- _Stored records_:
Content starts

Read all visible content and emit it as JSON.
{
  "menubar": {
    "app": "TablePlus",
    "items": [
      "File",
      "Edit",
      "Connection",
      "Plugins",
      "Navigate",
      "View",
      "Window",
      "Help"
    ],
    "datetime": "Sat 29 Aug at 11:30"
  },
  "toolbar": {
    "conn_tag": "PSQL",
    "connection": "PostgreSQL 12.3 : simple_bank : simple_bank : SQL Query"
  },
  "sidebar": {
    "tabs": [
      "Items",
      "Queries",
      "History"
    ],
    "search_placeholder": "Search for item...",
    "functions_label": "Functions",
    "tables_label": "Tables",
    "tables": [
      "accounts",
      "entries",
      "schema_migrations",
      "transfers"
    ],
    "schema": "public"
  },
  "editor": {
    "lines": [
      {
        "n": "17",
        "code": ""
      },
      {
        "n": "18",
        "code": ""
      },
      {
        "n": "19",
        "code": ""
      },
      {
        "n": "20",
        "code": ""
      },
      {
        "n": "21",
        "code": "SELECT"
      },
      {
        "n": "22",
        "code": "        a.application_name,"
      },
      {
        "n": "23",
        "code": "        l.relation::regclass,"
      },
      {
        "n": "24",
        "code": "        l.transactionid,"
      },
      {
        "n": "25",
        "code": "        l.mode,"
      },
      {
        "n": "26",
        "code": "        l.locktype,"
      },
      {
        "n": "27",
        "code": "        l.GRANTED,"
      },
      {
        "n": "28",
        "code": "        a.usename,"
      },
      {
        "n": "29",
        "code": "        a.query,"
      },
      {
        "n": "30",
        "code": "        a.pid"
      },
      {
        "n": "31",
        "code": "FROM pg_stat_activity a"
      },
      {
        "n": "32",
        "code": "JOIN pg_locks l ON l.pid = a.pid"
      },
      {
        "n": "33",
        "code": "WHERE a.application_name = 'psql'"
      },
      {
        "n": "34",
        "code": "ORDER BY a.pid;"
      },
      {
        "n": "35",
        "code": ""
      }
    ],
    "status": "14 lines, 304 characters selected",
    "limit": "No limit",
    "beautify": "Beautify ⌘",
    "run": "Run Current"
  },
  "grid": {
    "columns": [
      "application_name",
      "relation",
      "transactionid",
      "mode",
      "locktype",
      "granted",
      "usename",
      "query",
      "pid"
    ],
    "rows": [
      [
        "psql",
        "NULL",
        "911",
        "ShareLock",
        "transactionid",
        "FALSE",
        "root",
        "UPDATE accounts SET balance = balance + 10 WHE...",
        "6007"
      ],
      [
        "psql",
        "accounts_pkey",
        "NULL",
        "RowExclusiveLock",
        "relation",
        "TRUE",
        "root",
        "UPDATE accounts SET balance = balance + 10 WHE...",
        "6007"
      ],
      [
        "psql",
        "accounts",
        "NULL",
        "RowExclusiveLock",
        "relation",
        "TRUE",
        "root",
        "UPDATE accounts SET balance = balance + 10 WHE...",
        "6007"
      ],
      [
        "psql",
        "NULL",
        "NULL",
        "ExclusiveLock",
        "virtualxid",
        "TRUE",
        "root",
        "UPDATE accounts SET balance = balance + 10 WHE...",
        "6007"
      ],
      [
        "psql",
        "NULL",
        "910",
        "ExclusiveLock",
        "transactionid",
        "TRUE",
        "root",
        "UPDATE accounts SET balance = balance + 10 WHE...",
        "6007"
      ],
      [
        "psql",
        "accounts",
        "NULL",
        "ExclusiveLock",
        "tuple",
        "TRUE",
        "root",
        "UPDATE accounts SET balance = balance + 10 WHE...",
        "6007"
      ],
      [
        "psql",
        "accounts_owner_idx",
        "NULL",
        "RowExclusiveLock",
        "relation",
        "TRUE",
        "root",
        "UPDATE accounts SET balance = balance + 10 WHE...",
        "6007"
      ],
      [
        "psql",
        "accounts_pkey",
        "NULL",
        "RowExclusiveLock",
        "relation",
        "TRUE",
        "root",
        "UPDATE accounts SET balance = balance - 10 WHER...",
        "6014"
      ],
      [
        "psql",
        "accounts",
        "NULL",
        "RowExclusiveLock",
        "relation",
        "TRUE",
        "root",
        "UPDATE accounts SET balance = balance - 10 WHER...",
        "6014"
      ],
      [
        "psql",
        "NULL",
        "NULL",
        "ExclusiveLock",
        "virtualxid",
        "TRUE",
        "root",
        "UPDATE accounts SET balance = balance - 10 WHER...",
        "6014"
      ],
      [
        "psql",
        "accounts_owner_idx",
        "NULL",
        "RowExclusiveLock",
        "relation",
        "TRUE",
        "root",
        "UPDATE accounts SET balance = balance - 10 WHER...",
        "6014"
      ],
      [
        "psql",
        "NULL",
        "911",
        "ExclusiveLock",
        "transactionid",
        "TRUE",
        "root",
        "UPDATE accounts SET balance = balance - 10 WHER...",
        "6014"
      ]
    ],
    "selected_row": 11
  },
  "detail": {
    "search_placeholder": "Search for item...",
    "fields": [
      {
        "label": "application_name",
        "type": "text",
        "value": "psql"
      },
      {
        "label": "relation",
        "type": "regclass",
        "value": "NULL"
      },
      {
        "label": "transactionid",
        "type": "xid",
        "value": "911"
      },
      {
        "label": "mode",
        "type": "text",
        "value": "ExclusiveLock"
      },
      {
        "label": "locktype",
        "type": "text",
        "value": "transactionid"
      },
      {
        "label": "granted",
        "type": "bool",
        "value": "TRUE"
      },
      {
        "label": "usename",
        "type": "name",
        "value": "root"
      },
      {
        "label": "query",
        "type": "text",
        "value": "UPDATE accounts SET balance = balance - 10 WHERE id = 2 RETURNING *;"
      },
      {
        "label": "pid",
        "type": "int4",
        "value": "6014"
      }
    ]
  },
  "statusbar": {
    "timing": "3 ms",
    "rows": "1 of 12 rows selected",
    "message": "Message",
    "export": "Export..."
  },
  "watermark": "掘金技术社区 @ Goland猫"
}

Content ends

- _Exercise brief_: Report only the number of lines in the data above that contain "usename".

- _Task response_: 3